Virgin America to be first US airline to report its greenhouse gas emissions to The Climate Registry
Fri 24 Apr 2009 – Virgin America has become the first airline to join The Climate Registry, the non-profit collaboration of US, Canadian and Mexican states and provinces that sets standards to calculate, verify and report greenhouse gas emissions. The airline will report accurate and recognized emissions data as a Member on an annual basis as it measures and manages its emissions and CO2 reduction goals. Although the move is voluntary, it comes as the US Environmental Protection Agency (EPA) considers how to design a mandatory GHG emissions reporting system in which The Climate Registry could play a future role.
“As the only California-based airline, it is in our DNA to make environmentally sustainable practices a core priority in our business model,” said Dave Pflieger, Senior Vice President of Legal, Government Affairs and Sustainability at Virgin America. “We’re proud to join visionary California leaders like Senator Boxer and Rep. Waxman in calling for transparency in reporting and controlling CO2 and other greenhouse gases. We hope to do our part to promote awareness and transparency about the impact our industry has on the environment.

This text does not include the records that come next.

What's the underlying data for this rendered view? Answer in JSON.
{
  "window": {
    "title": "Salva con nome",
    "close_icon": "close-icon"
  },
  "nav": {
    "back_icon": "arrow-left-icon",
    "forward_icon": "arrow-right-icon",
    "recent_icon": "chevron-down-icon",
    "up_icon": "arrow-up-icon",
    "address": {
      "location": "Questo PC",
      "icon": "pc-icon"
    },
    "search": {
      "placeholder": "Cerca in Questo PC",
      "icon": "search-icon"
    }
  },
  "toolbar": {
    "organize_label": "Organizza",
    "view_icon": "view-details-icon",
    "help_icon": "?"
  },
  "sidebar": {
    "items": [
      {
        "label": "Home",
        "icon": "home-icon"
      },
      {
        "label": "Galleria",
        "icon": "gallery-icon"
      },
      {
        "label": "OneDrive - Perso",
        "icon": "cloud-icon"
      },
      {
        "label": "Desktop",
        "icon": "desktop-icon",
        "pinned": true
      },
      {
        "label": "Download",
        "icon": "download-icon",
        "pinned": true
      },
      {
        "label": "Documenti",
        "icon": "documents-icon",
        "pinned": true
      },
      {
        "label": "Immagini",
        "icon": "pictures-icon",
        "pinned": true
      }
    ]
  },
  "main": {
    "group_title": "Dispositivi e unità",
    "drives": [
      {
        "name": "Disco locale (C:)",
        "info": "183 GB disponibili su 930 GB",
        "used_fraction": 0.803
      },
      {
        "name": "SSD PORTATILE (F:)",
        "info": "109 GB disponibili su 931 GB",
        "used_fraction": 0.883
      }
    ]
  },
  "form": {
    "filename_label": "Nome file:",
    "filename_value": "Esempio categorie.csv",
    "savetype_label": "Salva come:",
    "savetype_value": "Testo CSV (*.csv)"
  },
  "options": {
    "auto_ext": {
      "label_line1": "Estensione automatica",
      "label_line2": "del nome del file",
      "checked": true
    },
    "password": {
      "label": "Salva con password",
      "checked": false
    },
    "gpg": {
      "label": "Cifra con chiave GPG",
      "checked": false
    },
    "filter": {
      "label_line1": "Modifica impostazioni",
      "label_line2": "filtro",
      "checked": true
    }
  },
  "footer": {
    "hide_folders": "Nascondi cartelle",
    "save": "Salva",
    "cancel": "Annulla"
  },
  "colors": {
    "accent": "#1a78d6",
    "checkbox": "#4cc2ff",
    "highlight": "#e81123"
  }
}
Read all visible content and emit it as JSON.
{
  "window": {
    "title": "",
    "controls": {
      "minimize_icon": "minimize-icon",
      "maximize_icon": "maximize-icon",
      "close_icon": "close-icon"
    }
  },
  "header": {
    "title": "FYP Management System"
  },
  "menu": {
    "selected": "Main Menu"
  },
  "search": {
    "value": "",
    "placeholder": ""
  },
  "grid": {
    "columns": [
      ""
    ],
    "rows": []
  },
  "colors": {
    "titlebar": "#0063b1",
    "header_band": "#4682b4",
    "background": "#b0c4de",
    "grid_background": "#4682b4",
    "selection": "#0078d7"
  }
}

“While our relative performance against other domestic carriers shows us as one of the most efficient US airlines in terms of CO2 emissions on an available seat mile (ASM) basis, we’re focused on maintaining that lead and trying to further decrease and offset our CO2 footprint in the years ahead.”
Californian congresswoman Jackie Speier commented: “I congratulate Virgin America for achieving the notable distinction of being the first airline to join The Climate Registry. By voluntarily measuring and reporting its carbon footprint, the airline sets a standard for others to follow.”
A Virgin America spokesperson told GreenAir: “We’re supportive of political efforts to improve our collective focus on these issues. We all have a role to play in addressing climate change, and this includes members of the airline industry. We see it as our responsibility to know our accurate carbon footprint and manage it and share this information with our customers. In the end, trying to hide this information or prevent it from being disclosed will hinder our joint efforts to reduce our impact on the environment.”
Last October, Virgin America became the first commercial passenger airline to join the EPA’s Climate Leaders programme in which it is working the agency to create a verified inventory of its GHG emissions. As a Member of The Climate Registry, the airline will be required, it says, to compile a more comprehensive emissions report based on more rigorous standards. During the next few months, the carrier says it will publish a comprehensive 2008 emissions report for all six internationally-recognized greenhouse gases.
Representatives from 41 US states, Washington DC, 12 Canadian provinces and territories, six Mexican states and four Native Sovereign Nations sit on The Climate Registry’s Board of Directors.
For an emissions report to be accepted by The Registry, data must be reported according to standards established in The Registry’s General Reporting Protocol and verified by an independent, third-party Verification Body that is accredited by the American National Standards Institute (ANSI) and recognized by The Registry.
All US airlines are required to submit to the Bureau of Transportation Statistics their monthly fuel consumption, from which CO2 emissions could be calculated. Those US international airlines flying to and from Europe will also be obliged to monitor, and in future report, their relevant CO2 emissions to their appropriate EU Competent Authority in order to comply with the EU Emissions Trading Scheme.